> **REQUIRED WORK**:
Return all lines of the listing below that carry the word "Signal".

> **MATERIAL PROVIDED**:
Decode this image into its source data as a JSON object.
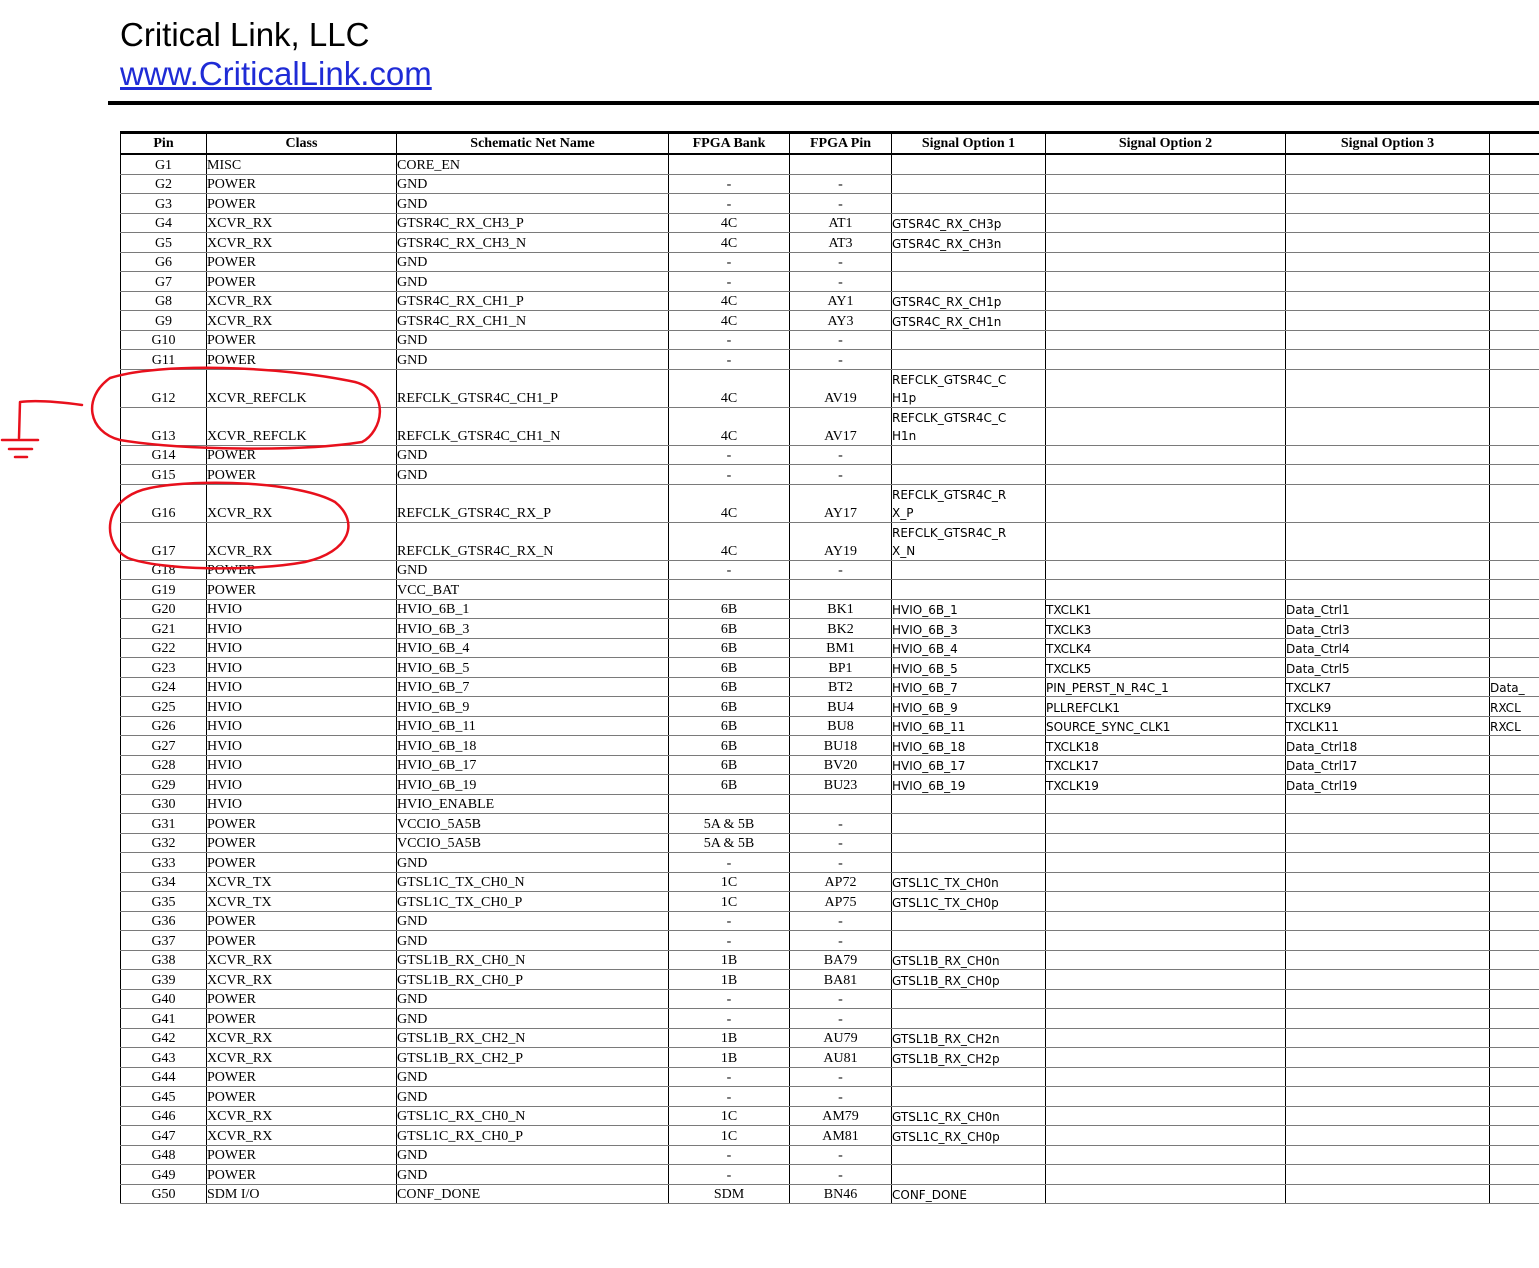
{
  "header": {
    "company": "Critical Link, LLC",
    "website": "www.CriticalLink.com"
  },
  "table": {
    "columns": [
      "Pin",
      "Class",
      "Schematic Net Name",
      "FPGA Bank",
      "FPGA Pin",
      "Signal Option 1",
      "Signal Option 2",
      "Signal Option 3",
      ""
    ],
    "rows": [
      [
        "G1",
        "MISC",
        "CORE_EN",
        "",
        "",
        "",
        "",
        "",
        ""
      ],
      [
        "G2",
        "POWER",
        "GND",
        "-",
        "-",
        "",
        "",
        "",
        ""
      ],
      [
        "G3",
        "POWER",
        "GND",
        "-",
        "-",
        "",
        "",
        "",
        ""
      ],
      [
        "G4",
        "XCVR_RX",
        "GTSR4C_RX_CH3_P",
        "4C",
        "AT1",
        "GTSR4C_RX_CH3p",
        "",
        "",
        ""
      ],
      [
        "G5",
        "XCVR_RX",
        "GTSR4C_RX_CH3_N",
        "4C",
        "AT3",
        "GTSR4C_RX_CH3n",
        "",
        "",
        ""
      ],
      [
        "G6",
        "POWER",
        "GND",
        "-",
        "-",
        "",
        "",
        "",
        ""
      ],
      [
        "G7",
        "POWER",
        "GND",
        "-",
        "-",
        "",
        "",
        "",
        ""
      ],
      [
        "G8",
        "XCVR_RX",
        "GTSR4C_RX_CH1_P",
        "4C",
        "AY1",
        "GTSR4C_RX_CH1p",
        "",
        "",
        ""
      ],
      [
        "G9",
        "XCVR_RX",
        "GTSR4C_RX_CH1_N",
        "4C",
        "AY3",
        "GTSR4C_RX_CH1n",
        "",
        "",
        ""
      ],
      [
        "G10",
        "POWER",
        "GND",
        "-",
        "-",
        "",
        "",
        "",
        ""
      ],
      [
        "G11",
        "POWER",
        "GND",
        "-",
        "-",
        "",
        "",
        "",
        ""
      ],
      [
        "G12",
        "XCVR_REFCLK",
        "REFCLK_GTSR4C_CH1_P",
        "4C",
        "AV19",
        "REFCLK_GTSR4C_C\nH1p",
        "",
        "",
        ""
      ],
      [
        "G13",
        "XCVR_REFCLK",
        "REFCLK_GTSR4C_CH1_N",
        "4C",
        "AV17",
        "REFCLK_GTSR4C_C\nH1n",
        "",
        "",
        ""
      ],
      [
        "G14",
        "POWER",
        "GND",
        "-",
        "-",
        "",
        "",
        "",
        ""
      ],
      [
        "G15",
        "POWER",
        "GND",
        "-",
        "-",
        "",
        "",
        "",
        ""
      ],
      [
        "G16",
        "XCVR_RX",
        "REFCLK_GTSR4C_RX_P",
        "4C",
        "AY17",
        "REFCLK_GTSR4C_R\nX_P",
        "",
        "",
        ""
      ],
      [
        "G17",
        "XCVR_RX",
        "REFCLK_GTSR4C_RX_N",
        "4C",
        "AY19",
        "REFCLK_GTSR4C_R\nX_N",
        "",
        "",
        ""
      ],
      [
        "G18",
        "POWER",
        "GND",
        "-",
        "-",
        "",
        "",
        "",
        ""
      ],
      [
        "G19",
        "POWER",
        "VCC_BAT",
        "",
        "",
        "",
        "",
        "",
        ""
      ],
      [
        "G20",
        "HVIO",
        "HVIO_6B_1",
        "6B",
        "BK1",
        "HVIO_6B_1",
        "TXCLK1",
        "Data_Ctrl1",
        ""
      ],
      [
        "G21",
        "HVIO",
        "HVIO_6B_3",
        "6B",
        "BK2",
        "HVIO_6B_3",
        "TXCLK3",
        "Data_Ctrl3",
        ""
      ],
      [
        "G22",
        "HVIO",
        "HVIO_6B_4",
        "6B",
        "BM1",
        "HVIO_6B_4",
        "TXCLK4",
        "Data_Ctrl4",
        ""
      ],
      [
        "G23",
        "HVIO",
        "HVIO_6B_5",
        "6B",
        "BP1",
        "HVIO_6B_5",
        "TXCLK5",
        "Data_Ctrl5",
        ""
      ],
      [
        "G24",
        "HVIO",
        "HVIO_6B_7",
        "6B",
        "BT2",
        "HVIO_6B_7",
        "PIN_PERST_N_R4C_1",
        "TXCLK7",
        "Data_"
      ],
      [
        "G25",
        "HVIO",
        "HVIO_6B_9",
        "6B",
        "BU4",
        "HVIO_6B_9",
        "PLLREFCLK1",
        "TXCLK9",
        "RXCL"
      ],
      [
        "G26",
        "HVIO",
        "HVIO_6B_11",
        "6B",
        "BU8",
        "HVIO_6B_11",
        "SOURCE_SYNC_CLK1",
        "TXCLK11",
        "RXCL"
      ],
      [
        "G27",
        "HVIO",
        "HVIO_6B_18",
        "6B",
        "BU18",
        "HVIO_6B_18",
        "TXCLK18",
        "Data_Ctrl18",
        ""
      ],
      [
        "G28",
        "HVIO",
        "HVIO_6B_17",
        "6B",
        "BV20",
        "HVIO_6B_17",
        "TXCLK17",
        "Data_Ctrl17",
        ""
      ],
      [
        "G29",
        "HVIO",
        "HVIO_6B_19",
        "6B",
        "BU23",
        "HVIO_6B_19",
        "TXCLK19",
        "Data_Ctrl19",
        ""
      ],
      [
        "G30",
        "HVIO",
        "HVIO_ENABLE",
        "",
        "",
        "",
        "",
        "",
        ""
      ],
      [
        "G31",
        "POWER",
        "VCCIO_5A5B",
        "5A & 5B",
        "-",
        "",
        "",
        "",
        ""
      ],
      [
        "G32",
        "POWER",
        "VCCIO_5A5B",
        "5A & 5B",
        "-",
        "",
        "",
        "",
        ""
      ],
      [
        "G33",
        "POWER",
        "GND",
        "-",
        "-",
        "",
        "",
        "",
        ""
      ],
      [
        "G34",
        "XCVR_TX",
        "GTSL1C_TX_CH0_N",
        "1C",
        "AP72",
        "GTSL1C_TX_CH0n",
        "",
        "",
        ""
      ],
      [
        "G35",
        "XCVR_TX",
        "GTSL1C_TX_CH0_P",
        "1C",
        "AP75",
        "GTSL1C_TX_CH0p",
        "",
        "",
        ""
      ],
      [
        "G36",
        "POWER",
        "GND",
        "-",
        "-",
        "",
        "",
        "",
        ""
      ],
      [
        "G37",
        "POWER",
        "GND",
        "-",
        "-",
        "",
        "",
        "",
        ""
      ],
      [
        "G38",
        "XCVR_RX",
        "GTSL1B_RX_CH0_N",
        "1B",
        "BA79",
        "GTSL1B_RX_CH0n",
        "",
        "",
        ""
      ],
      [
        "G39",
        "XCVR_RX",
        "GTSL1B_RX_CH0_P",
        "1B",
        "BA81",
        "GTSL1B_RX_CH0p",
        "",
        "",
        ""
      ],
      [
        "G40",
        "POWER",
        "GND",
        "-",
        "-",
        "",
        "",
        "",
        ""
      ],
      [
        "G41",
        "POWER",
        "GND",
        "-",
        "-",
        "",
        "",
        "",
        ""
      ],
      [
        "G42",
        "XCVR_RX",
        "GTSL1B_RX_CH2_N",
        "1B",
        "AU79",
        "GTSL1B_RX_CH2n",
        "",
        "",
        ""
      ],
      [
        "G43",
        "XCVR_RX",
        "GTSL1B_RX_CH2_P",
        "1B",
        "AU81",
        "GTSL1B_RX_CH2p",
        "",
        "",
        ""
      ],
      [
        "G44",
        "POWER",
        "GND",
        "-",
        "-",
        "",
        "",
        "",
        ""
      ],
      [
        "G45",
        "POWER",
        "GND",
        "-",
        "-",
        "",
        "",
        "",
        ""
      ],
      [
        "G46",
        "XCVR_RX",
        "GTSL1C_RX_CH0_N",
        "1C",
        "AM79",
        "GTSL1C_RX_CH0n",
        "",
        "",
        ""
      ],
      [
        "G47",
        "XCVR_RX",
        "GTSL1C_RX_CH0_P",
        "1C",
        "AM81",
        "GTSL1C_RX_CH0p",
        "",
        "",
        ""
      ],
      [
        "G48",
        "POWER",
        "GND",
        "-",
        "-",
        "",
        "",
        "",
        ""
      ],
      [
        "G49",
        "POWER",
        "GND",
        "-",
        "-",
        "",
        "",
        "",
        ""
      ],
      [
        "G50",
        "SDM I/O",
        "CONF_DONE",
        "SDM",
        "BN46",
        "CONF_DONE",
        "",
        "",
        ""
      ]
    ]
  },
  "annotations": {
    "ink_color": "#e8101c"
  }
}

> **OUTPUT BELOW**:
      "Signal Option 1",
      "Signal Option 2",
      "Signal Option 3",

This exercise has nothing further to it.